* [Your objective] Your task is to output the listing exactly, leaving every image out.

* [Material shown]
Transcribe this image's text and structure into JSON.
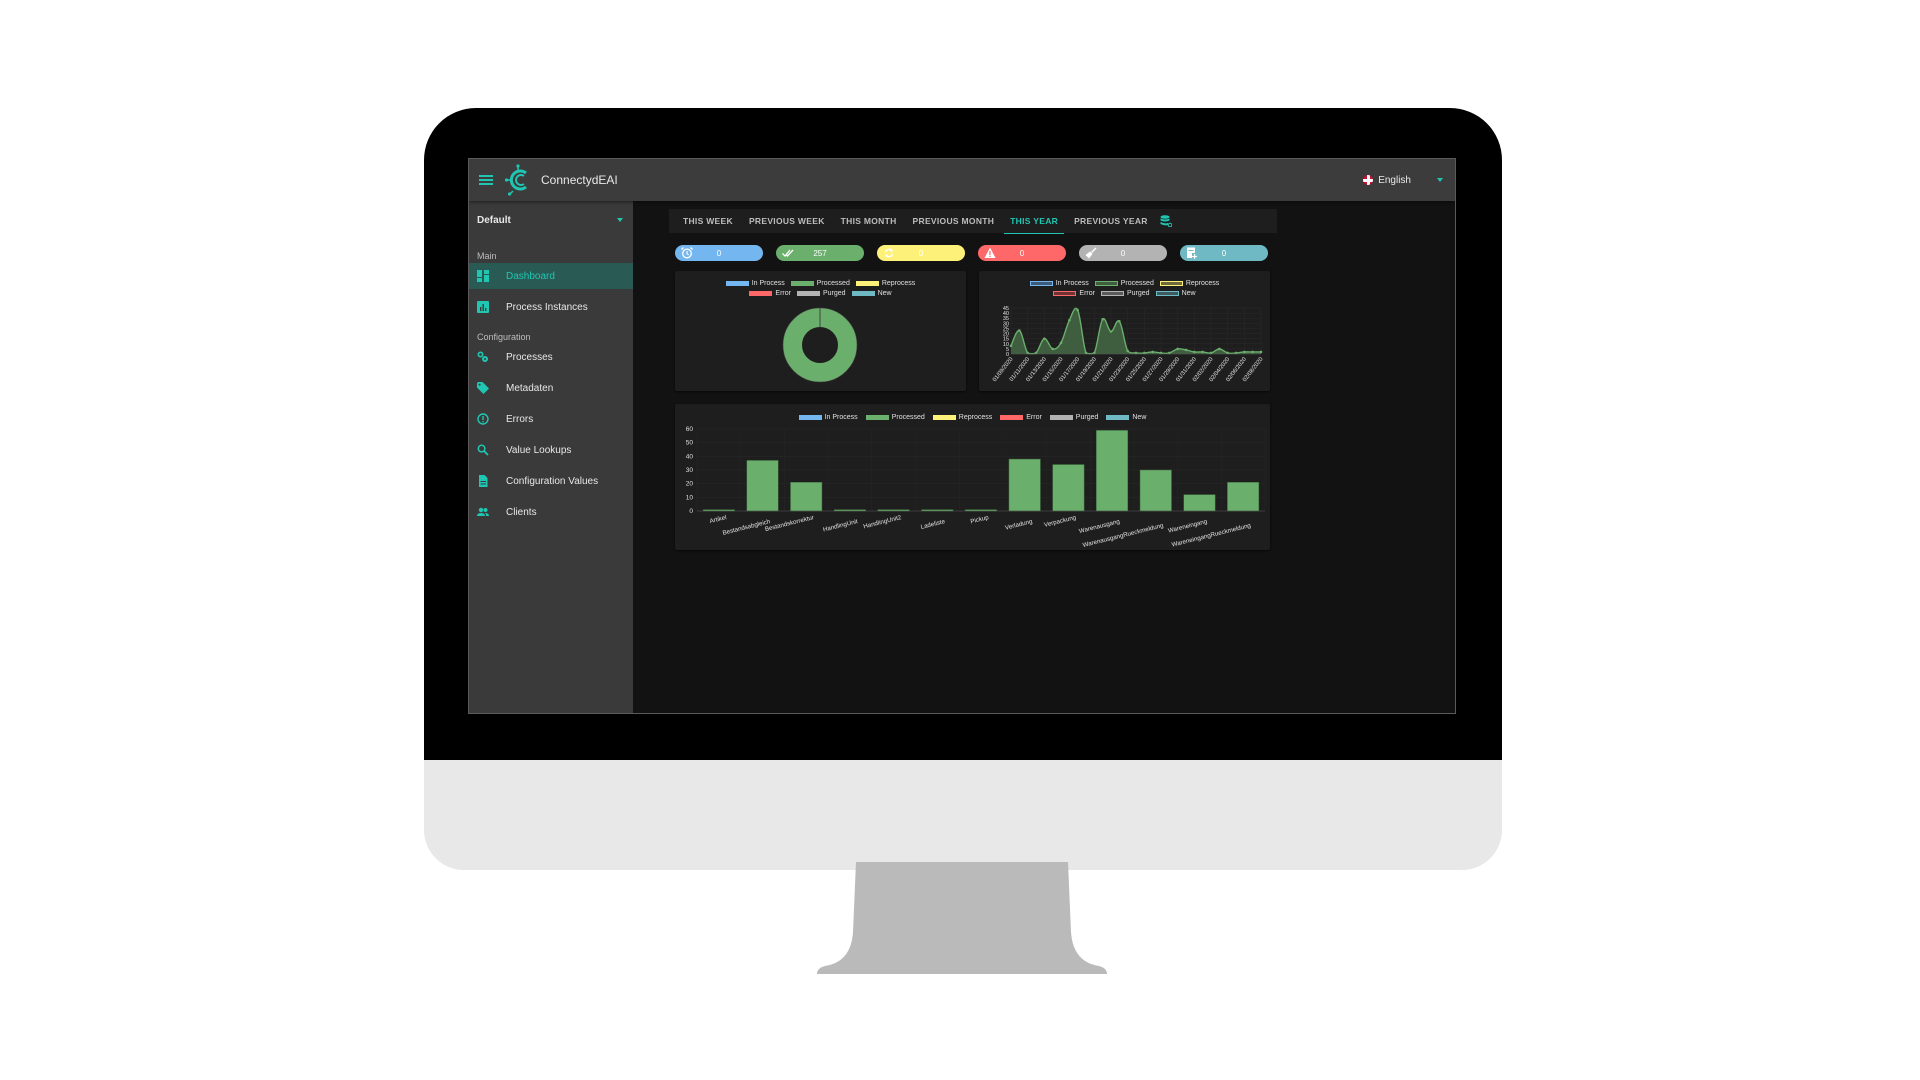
{
  "app": {
    "title": "ConnectydEAI",
    "language": "English"
  },
  "sidebar": {
    "client": "Default",
    "sections": [
      {
        "label": "Main",
        "items": [
          {
            "label": "Dashboard",
            "icon": "dashboard-icon",
            "active": true
          },
          {
            "label": "Process Instances",
            "icon": "bar-chart-icon",
            "active": false
          }
        ]
      },
      {
        "label": "Configuration",
        "items": [
          {
            "label": "Processes",
            "icon": "gears-icon",
            "active": false
          },
          {
            "label": "Metadaten",
            "icon": "tag-icon",
            "active": false
          },
          {
            "label": "Errors",
            "icon": "alert-circle-icon",
            "active": false
          },
          {
            "label": "Value Lookups",
            "icon": "search-icon",
            "active": false
          },
          {
            "label": "Configuration Values",
            "icon": "document-icon",
            "active": false
          },
          {
            "label": "Clients",
            "icon": "people-icon",
            "active": false
          }
        ]
      }
    ]
  },
  "tabs": [
    {
      "label": "THIS WEEK",
      "active": false
    },
    {
      "label": "PREVIOUS WEEK",
      "active": false
    },
    {
      "label": "THIS MONTH",
      "active": false
    },
    {
      "label": "PREVIOUS MONTH",
      "active": false
    },
    {
      "label": "THIS YEAR",
      "active": true
    },
    {
      "label": "PREVIOUS YEAR",
      "active": false
    }
  ],
  "badges": [
    {
      "status": "In Process",
      "value": "0",
      "icon": "alarm-clock-icon",
      "color": "#74b7f0"
    },
    {
      "status": "Processed",
      "value": "257",
      "icon": "double-check-icon",
      "color": "#6aaf6c"
    },
    {
      "status": "Reprocess",
      "value": "0",
      "icon": "refresh-icon",
      "color": "#fef17a"
    },
    {
      "status": "Error",
      "value": "0",
      "icon": "warning-icon",
      "color": "#fe6868"
    },
    {
      "status": "Purged",
      "value": "0",
      "icon": "broom-icon",
      "color": "#b3b3b3"
    },
    {
      "status": "New",
      "value": "0",
      "icon": "note-add-icon",
      "color": "#6fb9c4"
    }
  ],
  "legend": [
    {
      "label": "In Process",
      "color": "#74b7f0"
    },
    {
      "label": "Processed",
      "color": "#6aaf6c"
    },
    {
      "label": "Reprocess",
      "color": "#fef17a"
    },
    {
      "label": "Error",
      "color": "#fe6868"
    },
    {
      "label": "Purged",
      "color": "#b3b3b3"
    },
    {
      "label": "New",
      "color": "#6fb9c4"
    }
  ],
  "chart_data": [
    {
      "type": "pie",
      "title": "",
      "labels": [
        "In Process",
        "Processed",
        "Reprocess",
        "Error",
        "Purged",
        "New"
      ],
      "values": [
        0,
        257,
        0,
        0,
        0,
        0
      ],
      "doughnut": true,
      "legend": "top"
    },
    {
      "type": "area",
      "title": "",
      "legend": "top",
      "x": [
        "01/09/2020",
        "01/10/2020",
        "01/11/2020",
        "01/12/2020",
        "01/13/2020",
        "01/14/2020",
        "01/15/2020",
        "01/16/2020",
        "01/17/2020",
        "01/18/2020",
        "01/19/2020",
        "01/20/2020",
        "01/21/2020",
        "01/22/2020",
        "01/23/2020",
        "01/24/2020",
        "01/25/2020",
        "01/26/2020",
        "01/27/2020",
        "01/28/2020",
        "01/29/2020",
        "01/30/2020",
        "01/31/2020",
        "02/01/2020",
        "02/02/2020",
        "02/03/2020",
        "02/04/2020",
        "02/05/2020",
        "02/06/2020",
        "02/07/2020",
        "02/08/2020"
      ],
      "xtick_labels": [
        "01/09/2020",
        "01/11/2020",
        "01/13/2020",
        "01/15/2020",
        "01/17/2020",
        "01/19/2020",
        "01/21/2020",
        "01/23/2020",
        "01/25/2020",
        "01/27/2020",
        "01/29/2020",
        "01/31/2020",
        "02/02/2020",
        "02/04/2020",
        "02/06/2020",
        "02/08/2020"
      ],
      "series": [
        {
          "name": "Processed",
          "values": [
            8,
            23,
            1,
            1,
            15,
            5,
            11,
            33,
            43,
            1,
            1,
            34,
            22,
            32,
            3,
            1,
            1,
            2,
            1,
            1,
            5,
            4,
            2,
            2,
            1,
            5,
            1,
            1,
            2,
            2,
            2
          ]
        }
      ],
      "ylim": [
        0,
        45
      ],
      "yticks": [
        0,
        5,
        10,
        15,
        20,
        25,
        30,
        35,
        40,
        45
      ],
      "grid": true
    },
    {
      "type": "bar",
      "title": "",
      "legend": "top",
      "categories": [
        "Artikel",
        "Bestandsabgleich",
        "Bestandskorrektur",
        "HandlingUnit",
        "HandlingUnit2",
        "Ladeliste",
        "Pickup",
        "Verladung",
        "Verpackung",
        "Warenausgang",
        "WarenausgangRueckmeldung",
        "Wareneingang",
        "WareneingangRueckmeldung"
      ],
      "series": [
        {
          "name": "Processed",
          "values": [
            1,
            37,
            21,
            1,
            1,
            1,
            1,
            38,
            34,
            59,
            30,
            12,
            21
          ]
        }
      ],
      "ylim": [
        0,
        60
      ],
      "yticks": [
        0,
        10,
        20,
        30,
        40,
        50,
        60
      ],
      "grid": true
    }
  ]
}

* [Answer below]
Transcribe this image's text and structure into JSON.
{
  "app": {
    "title": "ConnectydEAI",
    "language": "English"
  },
  "sidebar": {
    "client": "Default",
    "sections": [
      {
        "label": "Main",
        "items": [
          {
            "label": "Dashboard",
            "icon": "dashboard-icon",
            "active": true
          },
          {
            "label": "Process Instances",
            "icon": "bar-chart-icon",
            "active": false
          }
        ]
      },
      {
        "label": "Configuration",
        "items": [
          {
            "label": "Processes",
            "icon": "gears-icon",
            "active": false
          },
          {
            "label": "Metadaten",
            "icon": "tag-icon",
            "active": false
          },
          {
            "label": "Errors",
            "icon": "alert-circle-icon",
            "active": false
          },
          {
            "label": "Value Lookups",
            "icon": "search-icon",
            "active": false
          },
          {
            "label": "Configuration Values",
            "icon": "document-icon",
            "active": false
          },
          {
            "label": "Clients",
            "icon": "people-icon",
            "active": false
          }
        ]
      }
    ]
  },
  "tabs": [
    {
      "label": "THIS WEEK",
      "active": false
    },
    {
      "label": "PREVIOUS WEEK",
      "active": false
    },
    {
      "label": "THIS MONTH",
      "active": false
    },
    {
      "label": "PREVIOUS MONTH",
      "active": false
    },
    {
      "label": "THIS YEAR",
      "active": true
    },
    {
      "label": "PREVIOUS YEAR",
      "active": false
    }
  ],
  "badges": [
    {
      "status": "In Process",
      "value": "0",
      "icon": "alarm-clock-icon",
      "color": "#74b7f0"
    },
    {
      "status": "Processed",
      "value": "257",
      "icon": "double-check-icon",
      "color": "#6aaf6c"
    },
    {
      "status": "Reprocess",
      "value": "0",
      "icon": "refresh-icon",
      "color": "#fef17a"
    },
    {
      "status": "Error",
      "value": "0",
      "icon": "warning-icon",
      "color": "#fe6868"
    },
    {
      "status": "Purged",
      "value": "0",
      "icon": "broom-icon",
      "color": "#b3b3b3"
    },
    {
      "status": "New",
      "value": "0",
      "icon": "note-add-icon",
      "color": "#6fb9c4"
    }
  ],
  "legend": [
    {
      "label": "In Process",
      "color": "#74b7f0"
    },
    {
      "label": "Processed",
      "color": "#6aaf6c"
    },
    {
      "label": "Reprocess",
      "color": "#fef17a"
    },
    {
      "label": "Error",
      "color": "#fe6868"
    },
    {
      "label": "Purged",
      "color": "#b3b3b3"
    },
    {
      "label": "New",
      "color": "#6fb9c4"
    }
  ],
  "chart_data": [
    {
      "type": "pie",
      "title": "",
      "labels": [
        "In Process",
        "Processed",
        "Reprocess",
        "Error",
        "Purged",
        "New"
      ],
      "values": [
        0,
        257,
        0,
        0,
        0,
        0
      ],
      "doughnut": true,
      "legend": "top"
    },
    {
      "type": "area",
      "title": "",
      "legend": "top",
      "x": [
        "01/09/2020",
        "01/10/2020",
        "01/11/2020",
        "01/12/2020",
        "01/13/2020",
        "01/14/2020",
        "01/15/2020",
        "01/16/2020",
        "01/17/2020",
        "01/18/2020",
        "01/19/2020",
        "01/20/2020",
        "01/21/2020",
        "01/22/2020",
        "01/23/2020",
        "01/24/2020",
        "01/25/2020",
        "01/26/2020",
        "01/27/2020",
        "01/28/2020",
        "01/29/2020",
        "01/30/2020",
        "01/31/2020",
        "02/01/2020",
        "02/02/2020",
        "02/03/2020",
        "02/04/2020",
        "02/05/2020",
        "02/06/2020",
        "02/07/2020",
        "02/08/2020"
      ],
      "xtick_labels": [
        "01/09/2020",
        "01/11/2020",
        "01/13/2020",
        "01/15/2020",
        "01/17/2020",
        "01/19/2020",
        "01/21/2020",
        "01/23/2020",
        "01/25/2020",
        "01/27/2020",
        "01/29/2020",
        "01/31/2020",
        "02/02/2020",
        "02/04/2020",
        "02/06/2020",
        "02/08/2020"
      ],
      "series": [
        {
          "name": "Processed",
          "values": [
            8,
            23,
            1,
            1,
            15,
            5,
            11,
            33,
            43,
            1,
            1,
            34,
            22,
            32,
            3,
            1,
            1,
            2,
            1,
            1,
            5,
            4,
            2,
            2,
            1,
            5,
            1,
            1,
            2,
            2,
            2
          ]
        }
      ],
      "ylim": [
        0,
        45
      ],
      "yticks": [
        0,
        5,
        10,
        15,
        20,
        25,
        30,
        35,
        40,
        45
      ],
      "grid": true
    },
    {
      "type": "bar",
      "title": "",
      "legend": "top",
      "categories": [
        "Artikel",
        "Bestandsabgleich",
        "Bestandskorrektur",
        "HandlingUnit",
        "HandlingUnit2",
        "Ladeliste",
        "Pickup",
        "Verladung",
        "Verpackung",
        "Warenausgang",
        "WarenausgangRueckmeldung",
        "Wareneingang",
        "WareneingangRueckmeldung"
      ],
      "series": [
        {
          "name": "Processed",
          "values": [
            1,
            37,
            21,
            1,
            1,
            1,
            1,
            38,
            34,
            59,
            30,
            12,
            21
          ]
        }
      ],
      "ylim": [
        0,
        60
      ],
      "yticks": [
        0,
        10,
        20,
        30,
        40,
        50,
        60
      ],
      "grid": true
    }
  ]
}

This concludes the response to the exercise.